Over one hundred different people have worked with Alexis through the years because until recently we were hiring parttime staff only and, as I said, many of those were students who treated this situation as a temporary practicum and lasted for only a year or two at best.
All of these people, through their various personal interests and personality qualities have brought special gifts to Alexis and to us in terms of opening up our world and forcing us to become more flexible and broad-based than we would otherwise have been. In many different ways they have enriched our lives, perhaps, for Joe and me, even more than might have been the case if we had never had to travel down this path.


Well that is our life and Alexis’ life in a nutshell! It has been a very different life than the one Joe and I planned together when we were a young family with two bright, active children. But then Alexis was born, and everything changed. And we changed.

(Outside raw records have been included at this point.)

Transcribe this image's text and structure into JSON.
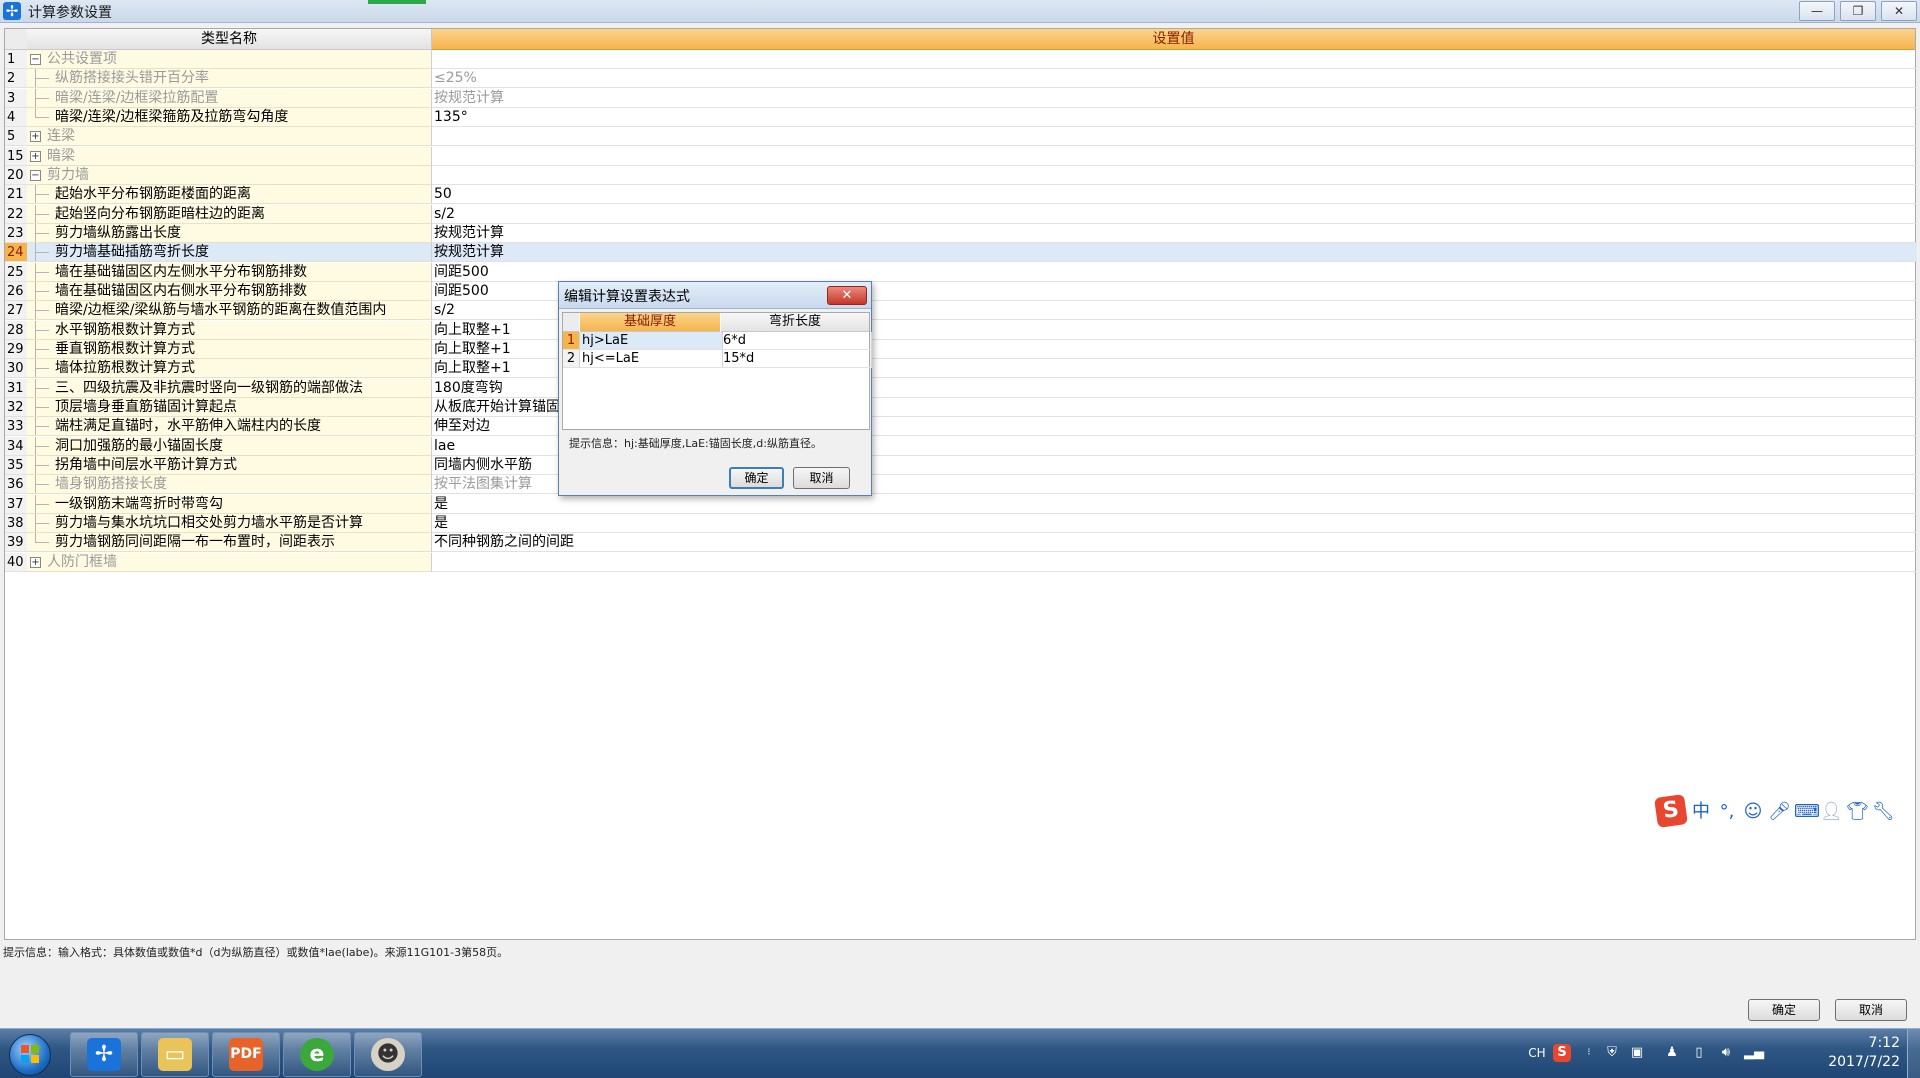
{
  "window": {
    "title": "计算参数设置",
    "minimize": "—",
    "restore": "❐",
    "close": "✕",
    "accent_color": "#2aa84a"
  },
  "grid": {
    "columns": [
      "类型名称",
      "设置值"
    ],
    "rows": [
      {
        "num": "1",
        "name": "公共设置项",
        "value": "",
        "type": "group",
        "toggle": "−",
        "muted": true
      },
      {
        "num": "2",
        "name": "纵筋搭接接头错开百分率",
        "value": "≤25%",
        "type": "item",
        "muted": true
      },
      {
        "num": "3",
        "name": "暗梁/连梁/边框梁拉筋配置",
        "value": "按规范计算",
        "type": "item",
        "muted": true
      },
      {
        "num": "4",
        "name": "暗梁/连梁/边框梁箍筋及拉筋弯勾角度",
        "value": "135°",
        "type": "item-last",
        "muted": false
      },
      {
        "num": "5",
        "name": "连梁",
        "value": "",
        "type": "group",
        "toggle": "+",
        "muted": true
      },
      {
        "num": "15",
        "name": "暗梁",
        "value": "",
        "type": "group",
        "toggle": "+",
        "muted": true
      },
      {
        "num": "20",
        "name": "剪力墙",
        "value": "",
        "type": "group",
        "toggle": "−",
        "muted": true
      },
      {
        "num": "21",
        "name": "起始水平分布钢筋距楼面的距离",
        "value": "50",
        "type": "item",
        "muted": false
      },
      {
        "num": "22",
        "name": "起始竖向分布钢筋距暗柱边的距离",
        "value": "s/2",
        "type": "item",
        "muted": false
      },
      {
        "num": "23",
        "name": "剪力墙纵筋露出长度",
        "value": "按规范计算",
        "type": "item",
        "muted": false
      },
      {
        "num": "24",
        "name": "剪力墙基础插筋弯折长度",
        "value": "按规范计算",
        "type": "item",
        "muted": false,
        "selected": true
      },
      {
        "num": "25",
        "name": "墙在基础锚固区内左侧水平分布钢筋排数",
        "value": "间距500",
        "type": "item",
        "muted": false
      },
      {
        "num": "26",
        "name": "墙在基础锚固区内右侧水平分布钢筋排数",
        "value": "间距500",
        "type": "item",
        "muted": false
      },
      {
        "num": "27",
        "name": "暗梁/边框梁/梁纵筋与墙水平钢筋的距离在数值范围内",
        "value": "s/2",
        "type": "item",
        "muted": false
      },
      {
        "num": "28",
        "name": "水平钢筋根数计算方式",
        "value": "向上取整+1",
        "type": "item",
        "muted": false
      },
      {
        "num": "29",
        "name": "垂直钢筋根数计算方式",
        "value": "向上取整+1",
        "type": "item",
        "muted": false
      },
      {
        "num": "30",
        "name": "墙体拉筋根数计算方式",
        "value": "向上取整+1",
        "type": "item",
        "muted": false
      },
      {
        "num": "31",
        "name": "三、四级抗震及非抗震时竖向一级钢筋的端部做法",
        "value": "180度弯钩",
        "type": "item",
        "muted": false
      },
      {
        "num": "32",
        "name": "顶层墙身垂直筋锚固计算起点",
        "value": "从板底开始计算锚固",
        "type": "item",
        "muted": false
      },
      {
        "num": "33",
        "name": "端柱满足直锚时，水平筋伸入端柱内的长度",
        "value": "伸至对边",
        "type": "item",
        "muted": false
      },
      {
        "num": "34",
        "name": "洞口加强筋的最小锚固长度",
        "value": "lae",
        "type": "item",
        "muted": false
      },
      {
        "num": "35",
        "name": "拐角墙中间层水平筋计算方式",
        "value": "同墙内侧水平筋",
        "type": "item",
        "muted": false
      },
      {
        "num": "36",
        "name": "墙身钢筋搭接长度",
        "value": "按平法图集计算",
        "type": "item",
        "muted": true
      },
      {
        "num": "37",
        "name": "一级钢筋末端弯折时带弯勾",
        "value": "是",
        "type": "item",
        "muted": false
      },
      {
        "num": "38",
        "name": "剪力墙与集水坑坑口相交处剪力墙水平筋是否计算",
        "value": "是",
        "type": "item",
        "muted": false
      },
      {
        "num": "39",
        "name": "剪力墙钢筋同间距隔一布一布置时，间距表示",
        "value": "不同种钢筋之间的间距",
        "type": "item-last",
        "muted": false
      },
      {
        "num": "40",
        "name": "人防门框墙",
        "value": "",
        "type": "group",
        "toggle": "+",
        "muted": true
      }
    ]
  },
  "dialog": {
    "title": "编辑计算设置表达式",
    "close": "✕",
    "columns": [
      "基础厚度",
      "弯折长度"
    ],
    "rows": [
      {
        "num": "1",
        "c1": "hj>LaE",
        "c2": "6*d"
      },
      {
        "num": "2",
        "c1": "hj<=LaE",
        "c2": "15*d"
      }
    ],
    "hint": "提示信息：hj:基础厚度,LaE:锚固长度,d:纵筋直径。",
    "ok": "确定",
    "cancel": "取消"
  },
  "status": {
    "hint": "提示信息：输入格式：具体数值或数值*d（d为纵筋直径）或数值*lae(labe)。来源11G101-3第58页。",
    "ok": "确定",
    "cancel": "取消"
  },
  "ime": {
    "logo": "S",
    "lang": "中",
    "punct": "°,"
  },
  "taskbar": {
    "lang": "CH",
    "time": "7:12",
    "date": "2017/7/22"
  }
}
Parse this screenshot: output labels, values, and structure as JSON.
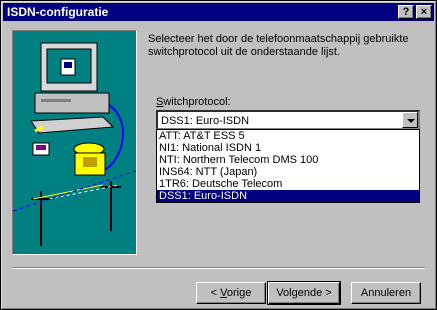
{
  "window": {
    "title": "ISDN-configuratie",
    "help_label": "?",
    "close_label": "×"
  },
  "instructions": "Selecteer het door de telefoonmaatschappij gebruikte switchprotocol uit de onderstaande lijst.",
  "switch_label": {
    "mnemonic": "S",
    "rest": "witchprotocol:"
  },
  "combo": {
    "selected": "DSS1: Euro-ISDN"
  },
  "options": [
    "ATT: AT&T ESS 5",
    "NI1: National ISDN 1",
    "NTI: Northern Telecom DMS 100",
    "INS64: NTT (Japan)",
    "1TR6: Deutsche Telecom",
    "DSS1: Euro-ISDN"
  ],
  "buttons": {
    "back": {
      "prefix": "< ",
      "mnemonic": "V",
      "rest": "orige"
    },
    "next": "Volgende >",
    "cancel": "Annuleren"
  }
}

Our two older children, Marcus and Juliana, are leading happy and productive lives elsewhere with their partners and children (two each). Joe and I each had a career although limited in some ways. And we also have Alexis and all the richness she has truly brought into our lives. As for me personally, although I never had the opportunity to pursue my theoretical interest in creativity, I have certainly had the opportunity to live creatively, and have made many interesting discoveries along the way!